Maintainer's Guide


On multiarch (multiple architectures installed in one system), you need to set LIB_SUFFIX. For example, if you want to have the binaries in lib64 and lib32, you would use for the libraries to be installed in ${CMAKE_INSTALL_PREFIX}/lib64:


If there is a directory for different architectures, simply prepend an /. For example, for Debian:



By default Elektra uses RPATH to hide its plugins. This makes it obvious that external applications should not link against plugins. Instead every application should use the elektraModulesLoad() API to load Elektra’s modules.

The folder where the plugins are located is a subdirectory of where the libraries are installed. The name of the subdirectory can be specified using TARGET_PLUGIN_FOLDER and is elektra by default. You might want to encode Elektra’s SOVERSION into the folders name, if you want different major versions of Elektra be co-installable.

Elektra’s use case for RPATH is considered acceptable, so we recommend using it because:

  • plugins do not clutter the library folder nor the ld.so.cache
  • it works well with multiarch (LIB_SUFFIX is also honored for plugins)
  • which plugins are used should be decided at mount-time and be globally available in the same way for every application. RPATH supports exactly that because it even overrides LD_LIBRARY_PATH.

Unfortunately, there are also drawbacks:

  • it makes Elektra non-relocatable (RPATH is decided at compile-time, so you cannot simply move Elektra’s installations within the file system (e.g. from /usr/local to /usr)
  • it requires modern ld.so implementations that honor RPATH from libraries. This is the case for most libc implementations including Linux and macOS, but not for, e.g., musl.
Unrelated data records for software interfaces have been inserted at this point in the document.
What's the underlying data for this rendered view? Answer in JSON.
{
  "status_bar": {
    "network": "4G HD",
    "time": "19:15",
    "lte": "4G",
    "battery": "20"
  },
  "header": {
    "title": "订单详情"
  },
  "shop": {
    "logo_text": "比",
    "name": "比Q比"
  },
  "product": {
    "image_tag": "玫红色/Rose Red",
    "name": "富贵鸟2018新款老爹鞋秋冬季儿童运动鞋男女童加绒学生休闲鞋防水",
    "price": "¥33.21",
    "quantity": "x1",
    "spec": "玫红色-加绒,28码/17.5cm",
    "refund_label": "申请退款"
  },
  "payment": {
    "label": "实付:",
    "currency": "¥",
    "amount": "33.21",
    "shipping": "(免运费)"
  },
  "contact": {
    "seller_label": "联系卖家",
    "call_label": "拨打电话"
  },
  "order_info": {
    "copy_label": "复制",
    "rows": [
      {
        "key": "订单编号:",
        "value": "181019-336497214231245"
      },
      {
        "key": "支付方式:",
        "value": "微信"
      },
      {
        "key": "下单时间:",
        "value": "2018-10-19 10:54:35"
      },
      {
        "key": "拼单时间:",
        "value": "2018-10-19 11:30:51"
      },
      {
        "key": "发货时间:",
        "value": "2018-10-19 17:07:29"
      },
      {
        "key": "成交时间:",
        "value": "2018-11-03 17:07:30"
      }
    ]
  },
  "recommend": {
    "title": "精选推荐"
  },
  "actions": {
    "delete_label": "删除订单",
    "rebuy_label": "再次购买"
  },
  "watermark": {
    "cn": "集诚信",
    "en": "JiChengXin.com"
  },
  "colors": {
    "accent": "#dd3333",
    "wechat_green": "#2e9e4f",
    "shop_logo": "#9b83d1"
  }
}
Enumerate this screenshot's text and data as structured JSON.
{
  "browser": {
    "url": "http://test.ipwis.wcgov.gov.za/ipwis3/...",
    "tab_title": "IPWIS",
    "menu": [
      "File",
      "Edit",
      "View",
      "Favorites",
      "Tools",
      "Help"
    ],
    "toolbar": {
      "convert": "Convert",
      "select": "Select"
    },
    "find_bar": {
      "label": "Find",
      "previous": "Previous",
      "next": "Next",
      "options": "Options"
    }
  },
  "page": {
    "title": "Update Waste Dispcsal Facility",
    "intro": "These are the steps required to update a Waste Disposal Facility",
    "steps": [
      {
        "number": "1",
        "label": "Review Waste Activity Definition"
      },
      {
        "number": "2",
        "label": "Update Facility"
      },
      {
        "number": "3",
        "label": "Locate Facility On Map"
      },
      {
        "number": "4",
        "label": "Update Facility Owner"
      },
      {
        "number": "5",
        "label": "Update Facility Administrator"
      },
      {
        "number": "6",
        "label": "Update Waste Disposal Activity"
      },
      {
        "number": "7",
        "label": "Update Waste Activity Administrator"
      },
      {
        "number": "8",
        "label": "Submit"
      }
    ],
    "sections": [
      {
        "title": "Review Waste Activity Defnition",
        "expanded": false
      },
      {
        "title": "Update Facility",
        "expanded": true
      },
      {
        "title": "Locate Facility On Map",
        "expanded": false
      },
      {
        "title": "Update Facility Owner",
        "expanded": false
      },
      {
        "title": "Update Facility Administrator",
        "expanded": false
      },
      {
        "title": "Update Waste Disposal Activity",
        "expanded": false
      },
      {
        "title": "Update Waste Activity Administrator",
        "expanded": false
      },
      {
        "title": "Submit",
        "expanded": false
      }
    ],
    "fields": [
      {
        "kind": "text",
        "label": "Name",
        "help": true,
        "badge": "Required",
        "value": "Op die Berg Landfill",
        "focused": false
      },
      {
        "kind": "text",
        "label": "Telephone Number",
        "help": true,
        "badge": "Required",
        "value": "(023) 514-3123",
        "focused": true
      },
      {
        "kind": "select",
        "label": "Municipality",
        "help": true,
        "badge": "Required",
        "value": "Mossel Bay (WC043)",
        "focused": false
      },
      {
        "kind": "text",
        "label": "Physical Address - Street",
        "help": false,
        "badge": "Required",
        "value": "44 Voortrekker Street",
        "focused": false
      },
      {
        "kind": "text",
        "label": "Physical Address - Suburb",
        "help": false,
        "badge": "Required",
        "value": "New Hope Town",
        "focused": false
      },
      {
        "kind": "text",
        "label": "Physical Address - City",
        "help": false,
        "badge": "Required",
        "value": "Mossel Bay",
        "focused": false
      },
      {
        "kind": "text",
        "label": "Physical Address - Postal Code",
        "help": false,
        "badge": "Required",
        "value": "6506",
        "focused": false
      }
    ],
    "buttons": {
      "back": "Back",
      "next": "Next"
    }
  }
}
If you want Elektra to not use RPATH, you can add:


Then all plugins are directly installed to the library directory and loaded like other libraries (in any of ld.so paths).

Alternatively, which gives you the advantage not to clutter the main library path, is to add the plugin folder in /etc/ld.so.conf.d/elektra. Note that it still allows applications to link against plugins.


Dependencies not Available for Cent OS

Please enable EPEL https://fedoraproject.org/wiki/EPEL

# Install EPEL for RHEL 7
curl -o epel-release-7-8.noarch.rpm \
sudo rpm -ivh epel-release-7-8.noarch.rpm
sudo yum update

For Bindings swig3 is recommended. swig2 only works on some distributions. E.g., for Debian Jessie the bindings will crash.

At time of writing, no swig 3 was available, not even in EPEL. Thus you need to install swig3 manually:

curl https://codeload.github.com/swig/swig/tar.gz/rel-3.0.10 | tar xz
cd swig-rel-3.0.10 && ./autogen.sh && ./configure && make
sudo make install
cd ..

Also, no ronn-ng was available, thus you need to do:

gem install ronn-ng -v 0.10.1.pre1

Cross Compiling

In Elektra cross compiling needs two steps. If you get errors like elektra-export-errors_EXE_LOC not found, go on reading.

In the first step, you need to compile Elektra for the host architecture and install the build tools:

cmake --build . -- -j5
cmake --build . --target install

Where must be a directory to be found in the later build process. In particular, /bin must be in a directory found by a later find_program.

Then you need to compile Elektra again, but for the target architecture. Now, the build tools such as elektra-export-errors should be found in the /bin where they were installed before.

For reference, you can look into the OpenWRT Elektra Makefile and the CMake in OpenWRT.

See Also